Another option you have to pay for college is student loans. While many people balk at he predicament of taking on debt at a young age, this shouldn’t deter you from taking out a student loan. Your college education is an investment in your future. Congress also just voted on keeping the interest rates on college loans at their present lower rates. This is a huge victory for education and statement about the value of a college education.
The U.S. education system is also specifically attuned to keep our country competitive in specialized fields in the years ahead. Specifically, colleges and universities want to ensure that the U.S. is still training many of its students for careers in Math and Science and so if these are fields that especially interest you, an even stronger chance of finding financial aid could be possible.
However, whatever course of study interests you and ends up directing your college search, one of the most vital things you can do to help yourself is start early. Start looking around for the colleges that offer you the best of what you are looking to study, and then begin to understand the ways you can find help to subsidize that education. Often time, the issue of paying for college can feel so large because it seems so abstract. Make the problem smaller – find the school you want to attend and then figure out how people have paid to go their in the past.
Lastly, one of the great strengths of the system of higher education in the U.S. is the sheer number of quality universities that exist in this country. There are many colleges, with many different financial aid options, that will provide you with a top-flight education. Don’t get locked into any single idea, as there are wonderful options. In addition to the incredible network of local and state schools, there are many small colleges that you may of never heard of, that will be perfect for you and able to give you the financial help you need to attend.
As everyone knows, 2011 is a trying time for the economy. The business sector of the country is experiencing little to no growth, the market is low, and, as a result, unemployment is soaring. It’s a daunting time for anyone, with a college degree or not, to enter the job market.
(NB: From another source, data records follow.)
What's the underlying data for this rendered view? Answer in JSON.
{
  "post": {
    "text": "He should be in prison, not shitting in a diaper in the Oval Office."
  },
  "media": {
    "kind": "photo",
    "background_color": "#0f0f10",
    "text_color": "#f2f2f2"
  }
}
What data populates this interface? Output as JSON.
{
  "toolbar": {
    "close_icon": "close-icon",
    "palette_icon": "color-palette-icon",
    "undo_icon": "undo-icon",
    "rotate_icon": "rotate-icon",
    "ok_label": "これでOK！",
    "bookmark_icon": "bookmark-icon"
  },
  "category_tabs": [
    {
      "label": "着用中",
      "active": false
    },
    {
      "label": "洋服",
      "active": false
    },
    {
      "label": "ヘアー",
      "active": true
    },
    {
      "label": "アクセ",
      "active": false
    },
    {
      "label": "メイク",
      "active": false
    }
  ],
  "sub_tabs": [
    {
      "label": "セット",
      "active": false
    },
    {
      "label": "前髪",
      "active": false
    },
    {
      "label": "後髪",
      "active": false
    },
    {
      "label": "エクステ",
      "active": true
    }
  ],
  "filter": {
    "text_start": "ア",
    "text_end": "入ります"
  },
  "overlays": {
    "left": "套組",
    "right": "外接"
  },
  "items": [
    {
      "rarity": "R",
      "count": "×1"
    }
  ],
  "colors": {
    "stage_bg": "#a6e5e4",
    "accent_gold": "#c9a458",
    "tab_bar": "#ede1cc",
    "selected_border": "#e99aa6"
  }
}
In many ways, the culture of unemployment has created a backlash against getting a college education. Many recent college graduates, like many others, are struggling to find jobs, and feel as if they wasted four years of time and tuition. While this frustration is understandable, it is also mislead and misplaced.
College is a time when a student is expected to devote themselves fully to their intellectual and personal development. College is four years all about you. After being immersed in this environment and getting a college degree, it can be stark and shocking to struggle out in the “real world”. However, this does not mean getting a college degree was not worth it, far from it.
In the highly competitive job market of 2011, a college degree is essential to securing serious employment – the kind of employment that can grow and expand into a fulfilling and lucrative career. At this point, there are many candidates saturating the market and competing for a limited number of opportunities and a college degree is often the base level of training expected for potential hires.
Now, of course, this is not true for EVERY field. If you want to pursue something more vocational, like being a chef, apprenticing or enrolling in a training program may make more sense than pursuing a college degree. However, if you are serious about a career in any major field of business, science, law, communications, or the arts you’ll need a college degree.